[Start of Attachment]

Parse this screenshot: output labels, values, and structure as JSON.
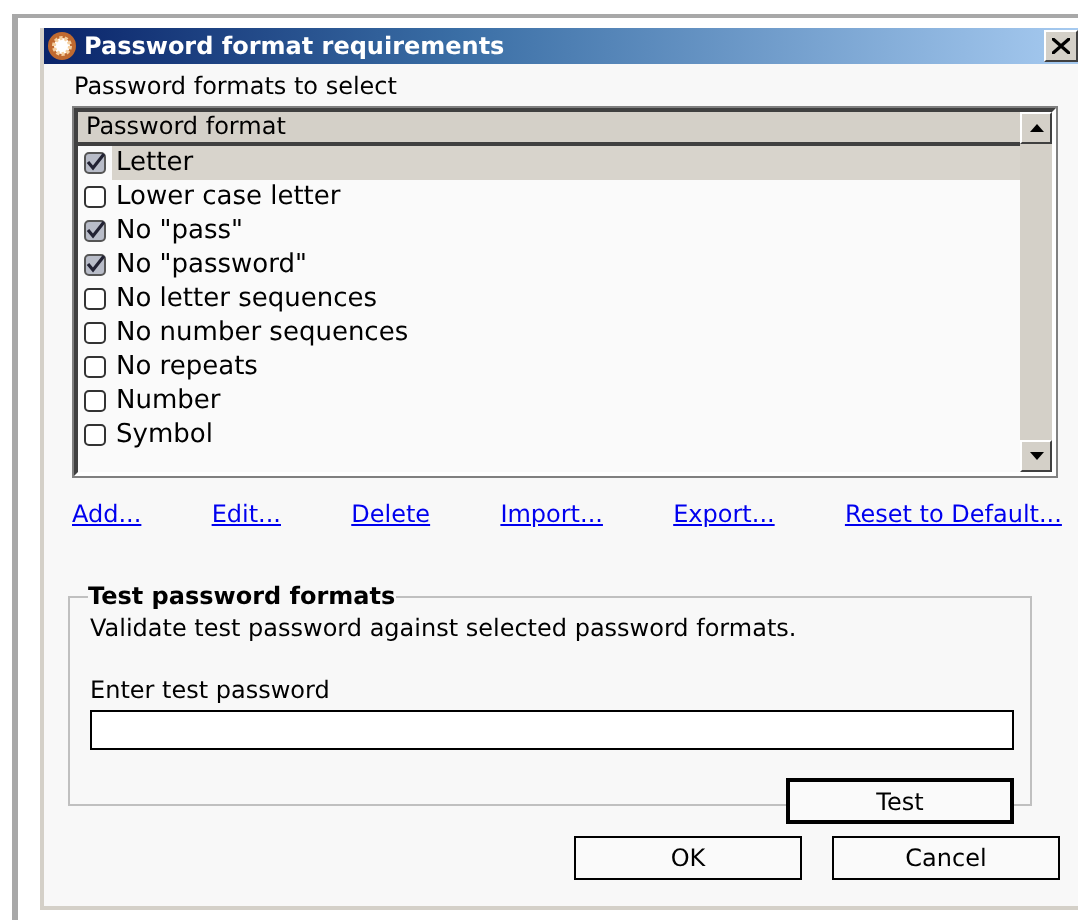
{
  "window": {
    "title": "Password format requirements"
  },
  "list_label": "Password formats to select",
  "table": {
    "columns": [
      "Password format"
    ],
    "rows": [
      {
        "label": "Letter",
        "checked": true,
        "selected": true
      },
      {
        "label": "Lower case letter",
        "checked": false,
        "selected": false
      },
      {
        "label": "No \"pass\"",
        "checked": true,
        "selected": false
      },
      {
        "label": "No \"password\"",
        "checked": true,
        "selected": false
      },
      {
        "label": "No letter sequences",
        "checked": false,
        "selected": false
      },
      {
        "label": "No number sequences",
        "checked": false,
        "selected": false
      },
      {
        "label": "No repeats",
        "checked": false,
        "selected": false
      },
      {
        "label": "Number",
        "checked": false,
        "selected": false
      },
      {
        "label": "Symbol",
        "checked": false,
        "selected": false
      }
    ]
  },
  "links": [
    "Add...",
    "Edit...",
    "Delete",
    "Import...",
    "Export...",
    "Reset to Default..."
  ],
  "test_group": {
    "title": "Test password formats",
    "description": "Validate test password against selected password formats.",
    "field_label": "Enter test password",
    "button": "Test"
  },
  "buttons": [
    "OK",
    "Cancel"
  ]
}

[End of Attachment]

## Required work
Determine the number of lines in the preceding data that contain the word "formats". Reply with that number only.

## Task solution
3